To go by Brent Lang’s yaddah-yaddah 12.9 Variety report, it’ll be damn hard to pin responsibility for the Sony hacking on North Korea and hey, nobody really knows for sure what really happened, right? What squishy, equivocating crap. If you ask me yesterday’s analysis by The Verge‘s Russell Brandom is the piece to go by. He says flat-out that “the pileup of evidence has led many observers (including me) to conclude that North Korea is almost certainly behind the attacks [although] it’s unlikely that we’ll get any evidence that’s more definitive than what we already have.”

North Korean factor #1: Two days ago Bloomberg reported that one of the core IP addresses involved in leaking the Sony files belongs to the private network of the St. Regis Hotel in Bangkok, Thailand.” Plus there’s evidence, Brandom says, that “the attackers were aligned with North Korea.”

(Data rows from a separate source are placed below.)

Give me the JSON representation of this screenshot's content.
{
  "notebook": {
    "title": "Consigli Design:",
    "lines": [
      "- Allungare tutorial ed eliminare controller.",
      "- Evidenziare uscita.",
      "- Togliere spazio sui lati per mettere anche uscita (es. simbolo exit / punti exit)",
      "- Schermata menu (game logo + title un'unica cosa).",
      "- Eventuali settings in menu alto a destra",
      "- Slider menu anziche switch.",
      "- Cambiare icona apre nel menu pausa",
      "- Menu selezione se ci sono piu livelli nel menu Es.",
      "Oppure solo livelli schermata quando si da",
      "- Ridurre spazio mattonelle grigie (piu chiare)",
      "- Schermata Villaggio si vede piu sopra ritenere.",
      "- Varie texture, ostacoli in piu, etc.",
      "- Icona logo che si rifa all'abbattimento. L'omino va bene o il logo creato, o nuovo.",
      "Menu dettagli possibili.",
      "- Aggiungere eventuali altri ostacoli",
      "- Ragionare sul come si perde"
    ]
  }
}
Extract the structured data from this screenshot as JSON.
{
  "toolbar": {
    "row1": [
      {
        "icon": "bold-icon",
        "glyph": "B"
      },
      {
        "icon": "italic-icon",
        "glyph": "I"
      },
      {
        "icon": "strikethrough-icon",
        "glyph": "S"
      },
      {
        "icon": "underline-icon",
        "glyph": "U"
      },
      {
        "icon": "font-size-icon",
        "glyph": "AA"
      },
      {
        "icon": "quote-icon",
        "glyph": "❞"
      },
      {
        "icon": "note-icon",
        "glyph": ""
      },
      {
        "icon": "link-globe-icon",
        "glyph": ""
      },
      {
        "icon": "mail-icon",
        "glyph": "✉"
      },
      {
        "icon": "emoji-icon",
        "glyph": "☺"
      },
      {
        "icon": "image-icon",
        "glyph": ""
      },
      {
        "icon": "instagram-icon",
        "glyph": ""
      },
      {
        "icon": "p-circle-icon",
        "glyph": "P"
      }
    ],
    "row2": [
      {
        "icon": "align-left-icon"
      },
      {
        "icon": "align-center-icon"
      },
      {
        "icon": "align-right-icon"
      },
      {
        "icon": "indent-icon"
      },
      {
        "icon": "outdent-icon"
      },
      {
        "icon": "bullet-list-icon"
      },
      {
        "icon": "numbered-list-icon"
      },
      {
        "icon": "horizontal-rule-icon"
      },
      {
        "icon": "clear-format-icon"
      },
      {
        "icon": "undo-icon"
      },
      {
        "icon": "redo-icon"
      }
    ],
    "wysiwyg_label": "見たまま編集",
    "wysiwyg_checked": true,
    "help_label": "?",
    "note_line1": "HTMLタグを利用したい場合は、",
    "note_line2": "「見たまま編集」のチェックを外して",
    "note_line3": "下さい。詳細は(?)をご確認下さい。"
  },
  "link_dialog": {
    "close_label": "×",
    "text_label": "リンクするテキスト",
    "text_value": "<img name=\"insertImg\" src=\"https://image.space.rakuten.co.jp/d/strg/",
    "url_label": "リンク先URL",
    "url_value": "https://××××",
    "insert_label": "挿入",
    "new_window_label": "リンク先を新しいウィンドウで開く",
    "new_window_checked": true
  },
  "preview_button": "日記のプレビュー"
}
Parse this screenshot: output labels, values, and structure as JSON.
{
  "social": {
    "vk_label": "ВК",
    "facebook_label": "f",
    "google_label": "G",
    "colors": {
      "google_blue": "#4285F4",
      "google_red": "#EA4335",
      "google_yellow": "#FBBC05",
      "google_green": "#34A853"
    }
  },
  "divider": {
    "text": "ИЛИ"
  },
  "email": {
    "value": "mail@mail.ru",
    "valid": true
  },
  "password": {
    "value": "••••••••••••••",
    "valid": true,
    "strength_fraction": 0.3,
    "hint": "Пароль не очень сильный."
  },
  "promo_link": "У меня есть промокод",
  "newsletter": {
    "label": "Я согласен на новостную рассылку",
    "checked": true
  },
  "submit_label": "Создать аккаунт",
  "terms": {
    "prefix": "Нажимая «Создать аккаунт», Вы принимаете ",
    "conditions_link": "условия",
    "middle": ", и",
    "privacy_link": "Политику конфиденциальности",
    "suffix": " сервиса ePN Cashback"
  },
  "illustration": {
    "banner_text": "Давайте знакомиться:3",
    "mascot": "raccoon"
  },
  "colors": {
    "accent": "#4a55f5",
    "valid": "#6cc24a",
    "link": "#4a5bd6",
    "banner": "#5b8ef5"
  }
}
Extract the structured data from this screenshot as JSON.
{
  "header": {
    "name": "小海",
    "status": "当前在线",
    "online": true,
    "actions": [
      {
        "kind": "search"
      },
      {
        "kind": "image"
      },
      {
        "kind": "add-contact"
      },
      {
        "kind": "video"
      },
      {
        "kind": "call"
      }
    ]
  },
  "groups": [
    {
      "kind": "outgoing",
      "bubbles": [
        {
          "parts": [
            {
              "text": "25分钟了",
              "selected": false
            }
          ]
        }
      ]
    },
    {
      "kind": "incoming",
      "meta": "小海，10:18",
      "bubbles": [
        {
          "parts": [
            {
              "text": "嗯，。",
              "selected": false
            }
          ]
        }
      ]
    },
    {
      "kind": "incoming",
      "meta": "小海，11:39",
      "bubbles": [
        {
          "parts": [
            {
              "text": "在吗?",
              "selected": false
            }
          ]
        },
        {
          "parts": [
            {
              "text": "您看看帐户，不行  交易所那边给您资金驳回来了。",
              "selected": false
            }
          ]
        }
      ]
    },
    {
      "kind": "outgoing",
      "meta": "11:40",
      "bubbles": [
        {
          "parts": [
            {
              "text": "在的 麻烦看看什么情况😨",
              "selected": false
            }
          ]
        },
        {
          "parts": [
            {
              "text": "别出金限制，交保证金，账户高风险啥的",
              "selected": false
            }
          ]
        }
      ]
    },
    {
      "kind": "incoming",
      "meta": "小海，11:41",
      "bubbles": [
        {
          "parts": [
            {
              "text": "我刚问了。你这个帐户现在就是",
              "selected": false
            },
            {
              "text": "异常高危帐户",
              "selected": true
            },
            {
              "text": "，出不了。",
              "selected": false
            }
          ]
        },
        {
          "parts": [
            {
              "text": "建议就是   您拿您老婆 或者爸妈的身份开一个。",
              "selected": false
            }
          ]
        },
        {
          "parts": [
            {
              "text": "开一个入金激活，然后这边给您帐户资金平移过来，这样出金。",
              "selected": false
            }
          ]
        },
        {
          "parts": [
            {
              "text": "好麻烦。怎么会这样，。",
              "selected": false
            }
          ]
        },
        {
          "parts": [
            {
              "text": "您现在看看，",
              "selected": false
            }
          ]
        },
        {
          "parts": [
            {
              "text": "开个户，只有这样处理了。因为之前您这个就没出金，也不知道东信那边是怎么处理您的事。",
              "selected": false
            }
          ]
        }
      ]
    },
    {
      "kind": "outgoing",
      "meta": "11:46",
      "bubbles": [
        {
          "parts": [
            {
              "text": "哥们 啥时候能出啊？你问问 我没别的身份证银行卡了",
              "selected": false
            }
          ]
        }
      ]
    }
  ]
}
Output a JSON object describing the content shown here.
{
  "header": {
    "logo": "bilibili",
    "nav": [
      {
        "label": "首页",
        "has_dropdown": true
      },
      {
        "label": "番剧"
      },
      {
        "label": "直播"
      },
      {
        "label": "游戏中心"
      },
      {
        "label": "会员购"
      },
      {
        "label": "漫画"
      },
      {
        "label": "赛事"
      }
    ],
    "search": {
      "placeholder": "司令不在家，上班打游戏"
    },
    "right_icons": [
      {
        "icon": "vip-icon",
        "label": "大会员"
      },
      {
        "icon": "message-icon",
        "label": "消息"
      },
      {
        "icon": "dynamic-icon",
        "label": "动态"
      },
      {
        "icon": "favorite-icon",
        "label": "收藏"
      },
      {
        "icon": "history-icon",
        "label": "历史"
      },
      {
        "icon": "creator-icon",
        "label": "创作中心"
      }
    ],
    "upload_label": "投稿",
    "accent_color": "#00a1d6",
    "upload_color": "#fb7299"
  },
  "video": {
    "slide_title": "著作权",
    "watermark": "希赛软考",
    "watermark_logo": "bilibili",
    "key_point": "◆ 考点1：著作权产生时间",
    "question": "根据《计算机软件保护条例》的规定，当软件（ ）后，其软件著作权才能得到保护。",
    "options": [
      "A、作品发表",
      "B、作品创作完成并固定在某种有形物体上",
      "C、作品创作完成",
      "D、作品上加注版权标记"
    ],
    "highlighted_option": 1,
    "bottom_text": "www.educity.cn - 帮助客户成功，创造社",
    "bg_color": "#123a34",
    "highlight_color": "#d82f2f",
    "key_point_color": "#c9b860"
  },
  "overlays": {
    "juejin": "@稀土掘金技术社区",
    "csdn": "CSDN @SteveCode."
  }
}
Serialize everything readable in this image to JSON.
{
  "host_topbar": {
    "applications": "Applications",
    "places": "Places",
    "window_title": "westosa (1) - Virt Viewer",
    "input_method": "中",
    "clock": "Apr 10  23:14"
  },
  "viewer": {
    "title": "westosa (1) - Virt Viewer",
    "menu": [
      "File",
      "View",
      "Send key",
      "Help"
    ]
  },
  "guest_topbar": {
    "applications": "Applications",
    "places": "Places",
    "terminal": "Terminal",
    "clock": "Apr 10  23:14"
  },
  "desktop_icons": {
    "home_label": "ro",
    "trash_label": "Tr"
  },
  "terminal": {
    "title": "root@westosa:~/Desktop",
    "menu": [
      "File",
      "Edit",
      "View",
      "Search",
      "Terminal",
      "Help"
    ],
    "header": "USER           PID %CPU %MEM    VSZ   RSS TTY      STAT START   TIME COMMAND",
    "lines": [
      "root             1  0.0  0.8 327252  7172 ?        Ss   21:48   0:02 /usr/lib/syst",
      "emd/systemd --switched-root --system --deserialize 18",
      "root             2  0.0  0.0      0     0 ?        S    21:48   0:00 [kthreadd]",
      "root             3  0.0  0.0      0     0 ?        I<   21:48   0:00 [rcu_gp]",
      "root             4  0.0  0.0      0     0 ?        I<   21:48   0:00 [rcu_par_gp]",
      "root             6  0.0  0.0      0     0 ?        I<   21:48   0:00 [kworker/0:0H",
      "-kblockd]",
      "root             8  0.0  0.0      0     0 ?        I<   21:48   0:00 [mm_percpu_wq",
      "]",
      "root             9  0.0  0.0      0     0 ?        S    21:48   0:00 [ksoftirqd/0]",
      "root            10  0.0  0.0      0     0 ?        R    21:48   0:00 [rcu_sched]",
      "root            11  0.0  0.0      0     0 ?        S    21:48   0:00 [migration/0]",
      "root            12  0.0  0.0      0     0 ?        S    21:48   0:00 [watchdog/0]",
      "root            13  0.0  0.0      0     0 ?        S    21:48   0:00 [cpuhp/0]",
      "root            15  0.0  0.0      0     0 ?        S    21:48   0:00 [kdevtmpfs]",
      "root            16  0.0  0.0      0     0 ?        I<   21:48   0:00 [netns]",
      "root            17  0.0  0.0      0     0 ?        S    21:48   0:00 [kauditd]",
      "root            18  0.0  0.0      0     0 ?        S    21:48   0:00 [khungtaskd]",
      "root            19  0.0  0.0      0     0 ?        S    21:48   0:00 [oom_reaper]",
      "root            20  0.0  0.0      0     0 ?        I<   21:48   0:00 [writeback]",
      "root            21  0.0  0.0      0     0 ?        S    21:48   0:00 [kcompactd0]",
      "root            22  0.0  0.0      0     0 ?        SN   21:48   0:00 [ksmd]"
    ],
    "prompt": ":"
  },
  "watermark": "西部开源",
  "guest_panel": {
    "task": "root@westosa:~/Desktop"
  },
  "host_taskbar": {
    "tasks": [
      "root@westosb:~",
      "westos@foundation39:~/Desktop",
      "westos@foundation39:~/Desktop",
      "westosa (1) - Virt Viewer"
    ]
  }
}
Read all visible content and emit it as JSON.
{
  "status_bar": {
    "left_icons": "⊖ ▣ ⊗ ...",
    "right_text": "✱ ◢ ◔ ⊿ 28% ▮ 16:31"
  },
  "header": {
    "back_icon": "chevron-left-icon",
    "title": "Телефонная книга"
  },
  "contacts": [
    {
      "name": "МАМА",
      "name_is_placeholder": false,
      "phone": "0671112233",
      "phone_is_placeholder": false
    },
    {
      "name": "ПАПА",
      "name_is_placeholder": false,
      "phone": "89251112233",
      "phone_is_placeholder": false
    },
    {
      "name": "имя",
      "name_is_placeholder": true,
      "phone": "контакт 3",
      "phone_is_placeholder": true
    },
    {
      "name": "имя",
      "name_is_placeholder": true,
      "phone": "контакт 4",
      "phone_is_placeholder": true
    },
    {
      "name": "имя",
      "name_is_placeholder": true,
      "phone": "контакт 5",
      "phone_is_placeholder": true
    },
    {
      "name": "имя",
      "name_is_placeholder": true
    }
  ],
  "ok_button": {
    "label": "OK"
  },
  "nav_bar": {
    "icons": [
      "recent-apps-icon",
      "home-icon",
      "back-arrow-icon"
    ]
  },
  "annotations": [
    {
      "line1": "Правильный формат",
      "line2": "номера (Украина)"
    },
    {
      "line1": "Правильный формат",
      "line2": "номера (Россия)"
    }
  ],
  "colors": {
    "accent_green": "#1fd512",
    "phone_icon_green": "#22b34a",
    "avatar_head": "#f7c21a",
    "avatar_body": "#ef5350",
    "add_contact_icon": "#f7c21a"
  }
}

North Korean factor #2: “Whoever is behind the attacks has a specific grudge against Sony, and is more interested in revenge than making money or gathering information,” Brandom observes. “After the public spat over The Interview — which came with specific warnings of retaliation — it’s hard to think of anyone but North Korea that fits the profile. The North Korean government has also issued a string of less-than-convincing denials, ranging from an early ‘wait and see‘ to a more recent statement in which a spokesman called the hack an ‘act of justice,’ denying official involvement but admitting that it may have been carried out by the country’s supporters.”

North Korean factor #3: “Previous evidence [indicates] the specific program that wiped Sony’s computers was written in Korean. The attack also bears a striking resemblance to previous North Korean attacks, in both the specific details of the code and the previously unknown hacker group claiming responsibility. Bloomberg points to three previous attacks linked to North Korea that purported to be from previously unknown activist groups, one of which actually shares a server with the current attack.”